*Your task*: Exact copies of all the records below should be returned.

*Entries provided*:
━━━━━━━━━━━━━━━━━━━━

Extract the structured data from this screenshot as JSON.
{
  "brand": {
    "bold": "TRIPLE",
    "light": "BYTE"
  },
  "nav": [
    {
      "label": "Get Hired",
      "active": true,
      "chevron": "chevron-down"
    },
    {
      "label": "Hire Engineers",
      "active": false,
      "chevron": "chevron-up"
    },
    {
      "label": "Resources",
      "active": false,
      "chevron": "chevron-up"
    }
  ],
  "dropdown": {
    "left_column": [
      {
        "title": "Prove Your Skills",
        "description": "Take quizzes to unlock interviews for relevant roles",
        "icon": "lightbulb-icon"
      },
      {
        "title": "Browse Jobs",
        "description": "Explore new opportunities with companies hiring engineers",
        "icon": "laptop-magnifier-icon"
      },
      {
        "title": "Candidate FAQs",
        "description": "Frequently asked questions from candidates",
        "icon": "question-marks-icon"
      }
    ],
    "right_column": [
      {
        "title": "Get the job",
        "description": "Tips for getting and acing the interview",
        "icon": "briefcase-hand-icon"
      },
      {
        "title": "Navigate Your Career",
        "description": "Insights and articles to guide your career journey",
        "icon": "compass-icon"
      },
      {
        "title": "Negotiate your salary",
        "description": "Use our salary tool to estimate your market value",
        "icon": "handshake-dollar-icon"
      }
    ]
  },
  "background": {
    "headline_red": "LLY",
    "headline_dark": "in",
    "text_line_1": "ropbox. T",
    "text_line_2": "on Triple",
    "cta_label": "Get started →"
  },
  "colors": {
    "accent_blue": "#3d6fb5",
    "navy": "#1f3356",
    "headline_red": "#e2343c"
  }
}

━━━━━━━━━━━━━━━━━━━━

*Output*:
Extract the structured data from this screenshot as JSON.
{
  "brand": {
    "bold": "TRIPLE",
    "light": "BYTE"
  },
  "nav": [
    {
      "label": "Get Hired",
      "active": true,
      "chevron": "chevron-down"
    },
    {
      "label": "Hire Engineers",
      "active": false,
      "chevron": "chevron-up"
    },
    {
      "label": "Resources",
      "active": false,
      "chevron": "chevron-up"
    }
  ],
  "dropdown": {
    "left_column": [
      {
        "title": "Prove Your Skills",
        "description": "Take quizzes to unlock interviews for relevant roles",
        "icon": "lightbulb-icon"
      },
      {
        "title": "Browse Jobs",
        "description": "Explore new opportunities with companies hiring engineers",
        "icon": "laptop-magnifier-icon"
      },
      {
        "title": "Candidate FAQs",
        "description": "Frequently asked questions from candidates",
        "icon": "question-marks-icon"
      }
    ],
    "right_column": [
      {
        "title": "Get the job",
        "description": "Tips for getting and acing the interview",
        "icon": "briefcase-hand-icon"
      },
      {
        "title": "Navigate Your Career",
        "description": "Insights and articles to guide your career journey",
        "icon": "compass-icon"
      },
      {
        "title": "Negotiate your salary",
        "description": "Use our salary tool to estimate your market value",
        "icon": "handshake-dollar-icon"
      }
    ]
  },
  "background": {
    "headline_red": "LLY",
    "headline_dark": "in",
    "text_line_1": "ropbox. T",
    "text_line_2": "on Triple",
    "cta_label": "Get started →"
  },
  "colors": {
    "accent_blue": "#3d6fb5",
    "navy": "#1f3356",
    "headline_red": "#e2343c"
  }
}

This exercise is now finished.